Tuesday, 6 April 2010

Modern Railways in Indonesia

In March 2010 I visited Indonesia, principally because I wanted to see the Buddhist stupa at Borobudur. But, whilst out-and-about in Yogyakarta, I look the opportunity to spend half an hour on Yogyakarta station. I knew very little about railways in Indonesia. Some years ago, I'd supported a project to repatriate one of the venerable Beyer Peacock 2-4-0 steam locomotives but I'm afraid that scheme didn't achieve success.

The pictures I took at Yogyakarta station on 12-Mar-2010 are here. My first impression was of narrow-gauge permanent way in good condition - high-poundage flat-bottom rail with modern rail fastenings, concrete sleepers and adequate ballasting. The system is 3 foot 6 inch gauge. There were a number of long platforms which were divided into sections, allowing passengers to cross from platform to platform at rail level. Colour light signals were in evidence and each platform track was signalled for movements in both directions. Electric point machines were provided and, at one end of the station, a series of double slips facilitated access to a number of sidings.

I'd entered the station from a large car park at one side but the main station building lay in the middle of the station with a rather pleasing vaguely Art Deco frontage to the road access. I heard a train arrive but couldn't see it because of the station buildings. By the time I'd walked across to that side of the station, most of the passengers had got off and the train engine has disappeared.

A Co-Co diesel electric (CC 201 75) was backing onto the passenger stock. I suspect this was the train engine having run-round, but I can't be certain. The cab controls were in the classic 'American' format. That's not surprising because (as I afterwards discovered) these locomotives are GE class 'U18C'. More data on 'U18C'. I was intrigued with narrow, hinged mirrors fitted adjacent to the cab windows, giving the driver a view back along his train. Automatic couplers simplified 'hooking on' the passenger coaches. An air brake hose and two side chains were also provided.

At the end of the platform, the subsidiary signal aspect (two white lights at 45 degrees - the 'cat's eyes') cleared. Whereas in the U.K. the left white light is higher than the right, in Indonesia it's reversed. In addition, the red main aspect is extinguished when the white lights are lit. I didn't stop to see the shunting move as another passenger train had arrived over the other side of the station, so I hurried across to have a look.
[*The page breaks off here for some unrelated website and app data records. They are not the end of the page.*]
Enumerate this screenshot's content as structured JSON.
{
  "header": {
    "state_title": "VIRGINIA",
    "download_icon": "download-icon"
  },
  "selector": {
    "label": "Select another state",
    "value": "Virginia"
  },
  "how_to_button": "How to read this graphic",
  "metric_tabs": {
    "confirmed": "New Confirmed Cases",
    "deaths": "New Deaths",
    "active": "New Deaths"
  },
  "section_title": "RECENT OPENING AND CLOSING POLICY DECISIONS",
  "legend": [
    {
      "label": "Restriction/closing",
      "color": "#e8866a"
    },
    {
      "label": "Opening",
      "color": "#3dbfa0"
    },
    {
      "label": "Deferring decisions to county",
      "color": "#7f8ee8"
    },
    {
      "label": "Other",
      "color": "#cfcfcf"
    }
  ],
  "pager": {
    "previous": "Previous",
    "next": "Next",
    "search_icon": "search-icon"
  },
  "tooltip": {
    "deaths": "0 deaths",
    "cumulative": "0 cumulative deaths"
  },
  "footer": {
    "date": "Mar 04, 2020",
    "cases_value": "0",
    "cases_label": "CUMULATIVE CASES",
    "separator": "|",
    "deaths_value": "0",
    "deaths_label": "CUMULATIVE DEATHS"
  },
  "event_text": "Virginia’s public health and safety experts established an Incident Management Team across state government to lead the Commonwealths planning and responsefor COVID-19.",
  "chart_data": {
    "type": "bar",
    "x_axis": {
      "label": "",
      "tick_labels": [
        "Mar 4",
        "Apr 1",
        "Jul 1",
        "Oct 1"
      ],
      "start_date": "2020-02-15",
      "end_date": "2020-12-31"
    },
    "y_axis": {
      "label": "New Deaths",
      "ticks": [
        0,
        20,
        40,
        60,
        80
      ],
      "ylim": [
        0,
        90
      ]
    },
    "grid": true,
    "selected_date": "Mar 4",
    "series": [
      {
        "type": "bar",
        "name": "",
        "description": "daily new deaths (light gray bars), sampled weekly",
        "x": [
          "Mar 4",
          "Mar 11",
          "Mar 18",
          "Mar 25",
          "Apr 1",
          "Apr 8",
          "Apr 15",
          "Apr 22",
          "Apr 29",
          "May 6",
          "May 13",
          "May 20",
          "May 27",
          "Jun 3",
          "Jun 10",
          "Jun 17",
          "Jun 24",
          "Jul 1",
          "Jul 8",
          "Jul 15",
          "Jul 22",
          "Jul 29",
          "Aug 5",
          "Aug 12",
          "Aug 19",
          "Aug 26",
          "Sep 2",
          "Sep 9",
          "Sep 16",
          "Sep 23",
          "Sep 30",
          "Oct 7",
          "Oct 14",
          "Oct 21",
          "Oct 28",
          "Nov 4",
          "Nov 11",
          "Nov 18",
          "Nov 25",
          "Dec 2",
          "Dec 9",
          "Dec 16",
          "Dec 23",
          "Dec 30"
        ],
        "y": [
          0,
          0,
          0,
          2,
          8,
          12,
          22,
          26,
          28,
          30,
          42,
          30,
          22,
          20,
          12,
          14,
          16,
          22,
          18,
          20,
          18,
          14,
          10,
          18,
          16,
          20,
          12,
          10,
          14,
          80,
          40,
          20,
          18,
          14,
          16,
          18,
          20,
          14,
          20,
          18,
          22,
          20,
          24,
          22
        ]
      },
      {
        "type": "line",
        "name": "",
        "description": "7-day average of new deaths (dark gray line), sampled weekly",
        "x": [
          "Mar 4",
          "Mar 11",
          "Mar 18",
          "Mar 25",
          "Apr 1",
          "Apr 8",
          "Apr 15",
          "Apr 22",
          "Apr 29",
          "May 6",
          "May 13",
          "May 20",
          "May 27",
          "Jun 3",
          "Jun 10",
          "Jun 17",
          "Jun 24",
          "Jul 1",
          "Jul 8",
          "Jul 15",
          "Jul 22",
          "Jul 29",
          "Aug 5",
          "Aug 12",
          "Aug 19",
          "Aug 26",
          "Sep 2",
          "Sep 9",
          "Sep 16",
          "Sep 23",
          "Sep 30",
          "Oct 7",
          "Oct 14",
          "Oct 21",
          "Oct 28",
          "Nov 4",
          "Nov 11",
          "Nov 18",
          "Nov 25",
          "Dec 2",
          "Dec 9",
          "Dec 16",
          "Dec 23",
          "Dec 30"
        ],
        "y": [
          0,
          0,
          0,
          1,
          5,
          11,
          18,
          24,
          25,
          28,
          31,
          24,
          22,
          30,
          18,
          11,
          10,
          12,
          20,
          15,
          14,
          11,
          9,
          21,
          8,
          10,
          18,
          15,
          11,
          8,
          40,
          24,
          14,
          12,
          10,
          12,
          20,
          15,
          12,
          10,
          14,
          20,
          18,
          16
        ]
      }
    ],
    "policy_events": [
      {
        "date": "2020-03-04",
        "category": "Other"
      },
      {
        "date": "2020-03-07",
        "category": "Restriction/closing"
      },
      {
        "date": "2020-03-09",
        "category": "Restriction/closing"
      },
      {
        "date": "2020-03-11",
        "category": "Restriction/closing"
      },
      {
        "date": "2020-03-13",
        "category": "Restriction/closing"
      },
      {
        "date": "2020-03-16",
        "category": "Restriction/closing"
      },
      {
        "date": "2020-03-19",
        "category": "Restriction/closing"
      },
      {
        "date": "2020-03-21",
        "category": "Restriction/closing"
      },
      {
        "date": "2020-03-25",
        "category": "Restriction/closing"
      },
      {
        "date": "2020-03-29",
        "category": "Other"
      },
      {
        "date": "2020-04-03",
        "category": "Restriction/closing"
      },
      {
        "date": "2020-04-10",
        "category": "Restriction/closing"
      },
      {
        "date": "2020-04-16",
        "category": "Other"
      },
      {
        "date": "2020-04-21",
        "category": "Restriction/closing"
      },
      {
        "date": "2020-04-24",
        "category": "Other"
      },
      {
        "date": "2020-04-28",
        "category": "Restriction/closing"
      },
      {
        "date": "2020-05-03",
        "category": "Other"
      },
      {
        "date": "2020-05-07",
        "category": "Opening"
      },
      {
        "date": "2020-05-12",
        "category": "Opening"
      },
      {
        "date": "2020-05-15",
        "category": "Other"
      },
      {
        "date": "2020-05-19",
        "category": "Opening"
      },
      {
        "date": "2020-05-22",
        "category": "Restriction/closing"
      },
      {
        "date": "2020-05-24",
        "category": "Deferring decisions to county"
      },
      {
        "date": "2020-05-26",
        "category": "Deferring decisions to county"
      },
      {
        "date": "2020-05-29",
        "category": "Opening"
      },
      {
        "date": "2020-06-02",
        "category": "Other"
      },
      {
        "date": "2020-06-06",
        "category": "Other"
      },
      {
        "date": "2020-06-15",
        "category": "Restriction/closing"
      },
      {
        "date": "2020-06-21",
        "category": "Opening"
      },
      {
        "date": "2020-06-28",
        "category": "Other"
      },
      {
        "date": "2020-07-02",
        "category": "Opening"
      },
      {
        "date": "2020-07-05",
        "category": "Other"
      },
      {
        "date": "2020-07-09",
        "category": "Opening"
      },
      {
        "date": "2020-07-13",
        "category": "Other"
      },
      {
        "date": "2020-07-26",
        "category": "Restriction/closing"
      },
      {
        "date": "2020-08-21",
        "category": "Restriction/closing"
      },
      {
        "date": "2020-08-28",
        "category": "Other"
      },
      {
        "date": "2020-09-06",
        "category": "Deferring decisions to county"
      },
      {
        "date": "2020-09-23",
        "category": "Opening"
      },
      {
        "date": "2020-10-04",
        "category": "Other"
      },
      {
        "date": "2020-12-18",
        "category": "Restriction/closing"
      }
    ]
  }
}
The locomotive was another 'Co-Co' diesel electric (CC203 13) with a more modern-looking cab at one end. Afterwards, I found out that this is special Indonesian 'full width cabin' version of the GE class 'U20C' (see Wikipedia entry). There's more data on the basic 'U20C' here. After a few minutes, the driver got the 'rightaway' and, acknowledging my nod of the head with a similar gesture, took the train out.

By this time, CC 201 75 had drawn the passenger stock out of the station and propelled it back along a station by-pass road into one of a number of carriage sidings, adjacent to a two-road covered diesel depot. What appeared to be a 'grounded' steam locomotive boiler stood near the depot. CC 201 75 uncoupled and drew forward into the by-pass road. A crowd of men, apparently from the stock that had just been stabled, swarmed across the lines towards the station and, I suspect, the exit.

Another diesel electric, CC 201 42 now appeared dragging a single bogie tank wagon. The locomotive uncoupled and drew forward. I'd arranged to meet my guide so I didn't see the end of the move but I guessed that the tank wagon was locomotive fuel and that the locomotive was going to run round and propel the wagon to the diesel depot.

An interesting half hour! Before I left Yogyakarta, I made one more railway visit, which you can read about here.